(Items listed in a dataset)
● ● ● ● ●

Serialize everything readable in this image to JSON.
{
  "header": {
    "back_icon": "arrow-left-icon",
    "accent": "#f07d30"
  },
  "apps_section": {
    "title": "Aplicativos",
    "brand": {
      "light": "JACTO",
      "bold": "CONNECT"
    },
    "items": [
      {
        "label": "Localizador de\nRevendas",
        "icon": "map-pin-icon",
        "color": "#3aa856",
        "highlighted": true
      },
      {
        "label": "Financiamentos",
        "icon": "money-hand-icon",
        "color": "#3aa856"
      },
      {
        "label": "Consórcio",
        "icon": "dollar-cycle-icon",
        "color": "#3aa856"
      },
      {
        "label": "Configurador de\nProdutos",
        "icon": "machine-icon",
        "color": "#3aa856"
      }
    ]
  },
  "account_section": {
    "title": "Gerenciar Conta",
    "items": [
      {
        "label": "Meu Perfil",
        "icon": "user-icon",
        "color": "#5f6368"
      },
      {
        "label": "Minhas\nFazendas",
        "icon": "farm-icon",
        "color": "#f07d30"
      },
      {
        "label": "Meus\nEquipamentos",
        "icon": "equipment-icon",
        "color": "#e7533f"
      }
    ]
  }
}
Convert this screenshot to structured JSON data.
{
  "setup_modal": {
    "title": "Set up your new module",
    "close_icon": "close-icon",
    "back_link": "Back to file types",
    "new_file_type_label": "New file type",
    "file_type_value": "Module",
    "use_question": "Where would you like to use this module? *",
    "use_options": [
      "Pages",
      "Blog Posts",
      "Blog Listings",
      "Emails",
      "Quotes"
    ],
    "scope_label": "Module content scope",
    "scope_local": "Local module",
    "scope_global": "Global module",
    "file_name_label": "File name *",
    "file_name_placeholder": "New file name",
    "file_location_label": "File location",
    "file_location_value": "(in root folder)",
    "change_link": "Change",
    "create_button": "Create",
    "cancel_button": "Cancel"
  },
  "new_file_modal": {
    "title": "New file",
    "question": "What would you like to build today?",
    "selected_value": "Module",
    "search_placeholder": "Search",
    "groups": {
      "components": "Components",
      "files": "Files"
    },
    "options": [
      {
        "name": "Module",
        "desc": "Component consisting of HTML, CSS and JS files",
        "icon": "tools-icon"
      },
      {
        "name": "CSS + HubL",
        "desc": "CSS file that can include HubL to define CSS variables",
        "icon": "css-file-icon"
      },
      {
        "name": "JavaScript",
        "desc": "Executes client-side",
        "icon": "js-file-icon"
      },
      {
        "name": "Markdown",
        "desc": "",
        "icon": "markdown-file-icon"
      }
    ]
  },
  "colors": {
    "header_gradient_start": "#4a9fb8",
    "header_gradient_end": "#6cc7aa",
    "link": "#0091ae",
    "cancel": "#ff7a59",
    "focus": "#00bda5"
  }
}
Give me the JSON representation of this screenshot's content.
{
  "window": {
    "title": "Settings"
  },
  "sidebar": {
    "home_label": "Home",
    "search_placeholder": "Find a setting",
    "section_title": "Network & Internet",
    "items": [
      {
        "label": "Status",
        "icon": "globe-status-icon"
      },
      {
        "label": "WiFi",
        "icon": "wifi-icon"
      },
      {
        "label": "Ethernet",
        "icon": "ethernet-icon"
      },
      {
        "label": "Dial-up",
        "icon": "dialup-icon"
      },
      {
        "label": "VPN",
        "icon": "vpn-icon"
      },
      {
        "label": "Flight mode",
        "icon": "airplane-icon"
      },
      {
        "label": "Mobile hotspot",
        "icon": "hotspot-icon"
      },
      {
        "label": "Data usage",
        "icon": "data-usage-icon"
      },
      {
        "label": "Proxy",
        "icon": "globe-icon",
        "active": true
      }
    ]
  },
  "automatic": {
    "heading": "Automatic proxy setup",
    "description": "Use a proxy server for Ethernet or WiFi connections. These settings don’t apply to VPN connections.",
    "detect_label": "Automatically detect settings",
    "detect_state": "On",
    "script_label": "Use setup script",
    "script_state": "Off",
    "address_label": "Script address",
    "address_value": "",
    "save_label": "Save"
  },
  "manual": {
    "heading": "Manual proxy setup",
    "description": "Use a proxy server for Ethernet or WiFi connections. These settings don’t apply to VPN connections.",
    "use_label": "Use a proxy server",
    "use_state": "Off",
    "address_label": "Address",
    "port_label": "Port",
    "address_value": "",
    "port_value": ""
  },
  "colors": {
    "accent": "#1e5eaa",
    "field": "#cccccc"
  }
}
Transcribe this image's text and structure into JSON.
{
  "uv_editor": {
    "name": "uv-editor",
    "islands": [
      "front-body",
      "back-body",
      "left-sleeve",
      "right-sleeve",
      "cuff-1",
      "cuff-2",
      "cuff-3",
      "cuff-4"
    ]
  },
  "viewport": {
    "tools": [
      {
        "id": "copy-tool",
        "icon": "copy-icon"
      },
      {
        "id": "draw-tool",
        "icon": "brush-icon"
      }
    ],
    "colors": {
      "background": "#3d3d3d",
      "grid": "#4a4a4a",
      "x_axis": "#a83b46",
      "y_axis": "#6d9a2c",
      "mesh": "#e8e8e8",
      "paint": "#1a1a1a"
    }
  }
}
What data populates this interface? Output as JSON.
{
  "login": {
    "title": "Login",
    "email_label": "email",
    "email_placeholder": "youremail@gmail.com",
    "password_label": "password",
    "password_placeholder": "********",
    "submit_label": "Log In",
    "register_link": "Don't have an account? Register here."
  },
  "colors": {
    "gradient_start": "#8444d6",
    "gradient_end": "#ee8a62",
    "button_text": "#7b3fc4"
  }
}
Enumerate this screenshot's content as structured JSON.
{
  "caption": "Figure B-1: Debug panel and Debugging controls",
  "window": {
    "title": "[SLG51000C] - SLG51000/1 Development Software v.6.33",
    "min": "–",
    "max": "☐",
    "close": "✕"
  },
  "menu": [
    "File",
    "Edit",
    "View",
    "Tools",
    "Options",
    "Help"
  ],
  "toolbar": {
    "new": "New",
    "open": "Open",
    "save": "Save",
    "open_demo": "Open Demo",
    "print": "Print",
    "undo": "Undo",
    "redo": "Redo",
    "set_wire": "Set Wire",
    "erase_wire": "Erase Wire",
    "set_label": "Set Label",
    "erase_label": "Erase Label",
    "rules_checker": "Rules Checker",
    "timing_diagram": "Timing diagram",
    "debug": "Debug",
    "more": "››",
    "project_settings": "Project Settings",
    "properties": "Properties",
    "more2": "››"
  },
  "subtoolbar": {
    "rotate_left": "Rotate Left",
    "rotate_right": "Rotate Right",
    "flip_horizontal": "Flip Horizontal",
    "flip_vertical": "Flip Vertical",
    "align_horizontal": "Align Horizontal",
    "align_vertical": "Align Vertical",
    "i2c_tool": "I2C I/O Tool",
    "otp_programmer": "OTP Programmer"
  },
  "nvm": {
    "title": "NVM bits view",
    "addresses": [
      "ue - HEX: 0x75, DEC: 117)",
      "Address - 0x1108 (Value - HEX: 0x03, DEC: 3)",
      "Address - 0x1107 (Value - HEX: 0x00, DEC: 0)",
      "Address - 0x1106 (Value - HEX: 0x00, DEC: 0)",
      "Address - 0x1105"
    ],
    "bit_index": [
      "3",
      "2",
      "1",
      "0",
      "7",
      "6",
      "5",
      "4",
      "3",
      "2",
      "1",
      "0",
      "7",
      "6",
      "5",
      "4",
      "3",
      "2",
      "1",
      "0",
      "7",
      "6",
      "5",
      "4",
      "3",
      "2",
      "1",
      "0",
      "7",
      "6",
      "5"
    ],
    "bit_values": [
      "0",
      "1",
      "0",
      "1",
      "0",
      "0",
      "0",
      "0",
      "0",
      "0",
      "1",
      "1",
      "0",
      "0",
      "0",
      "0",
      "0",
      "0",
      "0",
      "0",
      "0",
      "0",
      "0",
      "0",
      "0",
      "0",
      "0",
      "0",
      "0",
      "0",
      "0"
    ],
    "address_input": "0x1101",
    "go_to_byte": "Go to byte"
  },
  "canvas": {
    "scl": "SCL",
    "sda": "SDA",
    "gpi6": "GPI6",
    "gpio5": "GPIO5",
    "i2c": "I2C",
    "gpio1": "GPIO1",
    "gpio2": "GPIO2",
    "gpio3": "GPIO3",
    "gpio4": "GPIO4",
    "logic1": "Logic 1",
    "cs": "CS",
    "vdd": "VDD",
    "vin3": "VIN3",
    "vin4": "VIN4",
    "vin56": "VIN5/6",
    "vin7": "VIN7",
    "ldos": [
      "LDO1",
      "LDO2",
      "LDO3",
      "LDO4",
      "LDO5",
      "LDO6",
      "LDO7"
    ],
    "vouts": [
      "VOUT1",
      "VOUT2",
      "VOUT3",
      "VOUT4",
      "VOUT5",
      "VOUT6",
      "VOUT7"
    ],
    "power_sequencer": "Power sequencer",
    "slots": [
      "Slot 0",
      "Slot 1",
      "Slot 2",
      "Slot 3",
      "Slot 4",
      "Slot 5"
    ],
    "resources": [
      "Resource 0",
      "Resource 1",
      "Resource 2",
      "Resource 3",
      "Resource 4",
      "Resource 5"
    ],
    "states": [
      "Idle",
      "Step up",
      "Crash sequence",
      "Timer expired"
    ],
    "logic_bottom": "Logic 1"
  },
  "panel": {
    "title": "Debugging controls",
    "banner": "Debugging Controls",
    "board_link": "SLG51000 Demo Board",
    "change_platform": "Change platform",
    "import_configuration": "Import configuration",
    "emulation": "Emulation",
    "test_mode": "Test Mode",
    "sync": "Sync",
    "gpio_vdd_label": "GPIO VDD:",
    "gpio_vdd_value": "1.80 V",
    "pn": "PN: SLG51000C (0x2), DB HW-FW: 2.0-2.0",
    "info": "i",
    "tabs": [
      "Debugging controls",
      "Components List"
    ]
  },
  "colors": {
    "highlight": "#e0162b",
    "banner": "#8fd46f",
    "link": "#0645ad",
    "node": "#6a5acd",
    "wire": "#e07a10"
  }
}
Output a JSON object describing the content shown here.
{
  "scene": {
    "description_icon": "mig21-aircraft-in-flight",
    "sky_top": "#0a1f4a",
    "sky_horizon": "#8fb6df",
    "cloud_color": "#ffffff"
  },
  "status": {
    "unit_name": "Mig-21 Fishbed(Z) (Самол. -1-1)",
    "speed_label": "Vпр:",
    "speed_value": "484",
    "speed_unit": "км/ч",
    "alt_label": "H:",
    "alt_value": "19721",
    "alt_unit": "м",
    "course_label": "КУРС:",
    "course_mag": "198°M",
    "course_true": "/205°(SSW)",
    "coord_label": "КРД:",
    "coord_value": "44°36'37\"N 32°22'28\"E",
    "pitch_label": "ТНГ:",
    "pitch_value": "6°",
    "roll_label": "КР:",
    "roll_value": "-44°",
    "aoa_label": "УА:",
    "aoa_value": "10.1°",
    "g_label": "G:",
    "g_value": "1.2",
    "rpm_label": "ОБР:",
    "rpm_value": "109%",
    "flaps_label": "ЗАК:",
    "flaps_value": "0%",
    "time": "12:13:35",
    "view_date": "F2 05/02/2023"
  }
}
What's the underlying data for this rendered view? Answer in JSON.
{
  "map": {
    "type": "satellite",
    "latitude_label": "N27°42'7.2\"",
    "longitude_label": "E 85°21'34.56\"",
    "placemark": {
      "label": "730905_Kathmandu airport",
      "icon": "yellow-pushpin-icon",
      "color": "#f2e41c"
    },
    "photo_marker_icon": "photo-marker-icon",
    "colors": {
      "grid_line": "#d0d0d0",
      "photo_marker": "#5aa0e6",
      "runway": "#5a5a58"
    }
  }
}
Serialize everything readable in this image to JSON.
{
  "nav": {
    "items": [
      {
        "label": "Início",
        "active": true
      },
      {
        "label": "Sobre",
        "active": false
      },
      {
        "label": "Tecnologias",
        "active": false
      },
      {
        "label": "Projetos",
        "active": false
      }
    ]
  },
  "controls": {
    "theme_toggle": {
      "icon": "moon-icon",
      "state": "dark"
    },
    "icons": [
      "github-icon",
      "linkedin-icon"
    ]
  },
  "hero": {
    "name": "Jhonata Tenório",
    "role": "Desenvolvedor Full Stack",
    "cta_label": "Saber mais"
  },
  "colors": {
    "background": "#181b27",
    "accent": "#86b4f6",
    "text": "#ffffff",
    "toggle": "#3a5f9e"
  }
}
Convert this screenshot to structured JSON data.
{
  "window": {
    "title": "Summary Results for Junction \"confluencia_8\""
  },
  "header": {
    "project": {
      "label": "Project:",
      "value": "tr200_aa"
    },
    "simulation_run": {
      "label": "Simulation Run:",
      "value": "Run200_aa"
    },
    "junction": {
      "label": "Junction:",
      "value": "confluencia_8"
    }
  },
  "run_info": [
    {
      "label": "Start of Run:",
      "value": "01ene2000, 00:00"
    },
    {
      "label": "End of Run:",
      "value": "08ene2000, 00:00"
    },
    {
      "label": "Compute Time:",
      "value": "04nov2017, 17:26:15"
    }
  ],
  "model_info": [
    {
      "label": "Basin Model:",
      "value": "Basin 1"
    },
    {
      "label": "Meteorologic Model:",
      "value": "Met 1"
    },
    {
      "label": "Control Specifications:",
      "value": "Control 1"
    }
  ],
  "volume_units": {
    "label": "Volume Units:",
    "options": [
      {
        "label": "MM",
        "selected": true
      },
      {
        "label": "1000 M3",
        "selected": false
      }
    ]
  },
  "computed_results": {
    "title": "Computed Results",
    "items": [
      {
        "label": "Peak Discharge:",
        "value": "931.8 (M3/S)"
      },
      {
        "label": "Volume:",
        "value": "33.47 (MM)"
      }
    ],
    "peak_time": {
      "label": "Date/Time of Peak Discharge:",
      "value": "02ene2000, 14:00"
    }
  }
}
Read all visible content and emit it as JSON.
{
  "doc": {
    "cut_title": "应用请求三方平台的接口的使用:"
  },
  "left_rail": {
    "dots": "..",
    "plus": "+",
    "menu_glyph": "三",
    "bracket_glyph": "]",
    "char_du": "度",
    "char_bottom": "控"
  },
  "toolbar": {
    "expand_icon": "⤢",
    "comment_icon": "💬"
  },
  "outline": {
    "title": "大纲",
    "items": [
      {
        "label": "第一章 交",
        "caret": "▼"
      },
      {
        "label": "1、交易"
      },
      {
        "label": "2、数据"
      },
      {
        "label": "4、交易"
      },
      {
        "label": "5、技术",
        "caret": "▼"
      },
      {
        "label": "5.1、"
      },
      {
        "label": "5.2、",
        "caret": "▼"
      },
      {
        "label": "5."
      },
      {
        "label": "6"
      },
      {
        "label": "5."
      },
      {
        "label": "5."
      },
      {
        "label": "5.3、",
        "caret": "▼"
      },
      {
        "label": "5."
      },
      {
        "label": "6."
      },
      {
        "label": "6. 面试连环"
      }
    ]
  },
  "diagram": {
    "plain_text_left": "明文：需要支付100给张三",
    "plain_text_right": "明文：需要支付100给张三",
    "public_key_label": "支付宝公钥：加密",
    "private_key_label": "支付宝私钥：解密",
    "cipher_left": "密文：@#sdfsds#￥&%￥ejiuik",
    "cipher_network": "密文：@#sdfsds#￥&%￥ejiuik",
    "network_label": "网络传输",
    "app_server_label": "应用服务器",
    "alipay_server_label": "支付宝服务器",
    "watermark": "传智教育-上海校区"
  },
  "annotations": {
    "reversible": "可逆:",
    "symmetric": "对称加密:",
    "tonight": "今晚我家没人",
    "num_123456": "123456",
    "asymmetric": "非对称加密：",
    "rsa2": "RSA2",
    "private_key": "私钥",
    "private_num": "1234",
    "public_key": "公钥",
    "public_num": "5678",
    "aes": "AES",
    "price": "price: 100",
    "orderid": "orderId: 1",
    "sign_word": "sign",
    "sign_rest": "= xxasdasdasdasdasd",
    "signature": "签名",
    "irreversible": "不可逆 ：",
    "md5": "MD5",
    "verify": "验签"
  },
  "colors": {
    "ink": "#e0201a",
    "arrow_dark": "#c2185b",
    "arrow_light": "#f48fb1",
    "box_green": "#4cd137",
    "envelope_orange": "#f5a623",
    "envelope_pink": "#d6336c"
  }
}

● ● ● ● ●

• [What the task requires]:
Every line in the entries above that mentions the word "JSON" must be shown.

• [Solution to this task]:
Serialize everything readable in this image to JSON.
Convert this screenshot to structured JSON data.
Give me the JSON representation of this screenshot's content.
Transcribe this image's text and structure into JSON.
What data populates this interface? Output as JSON.
Enumerate this screenshot's content as structured JSON.
Output a JSON object describing the content shown here.
What's the underlying data for this rendered view? Answer in JSON.
Serialize everything readable in this image to JSON.
Convert this screenshot to structured JSON data.
Read all visible content and emit it as JSON.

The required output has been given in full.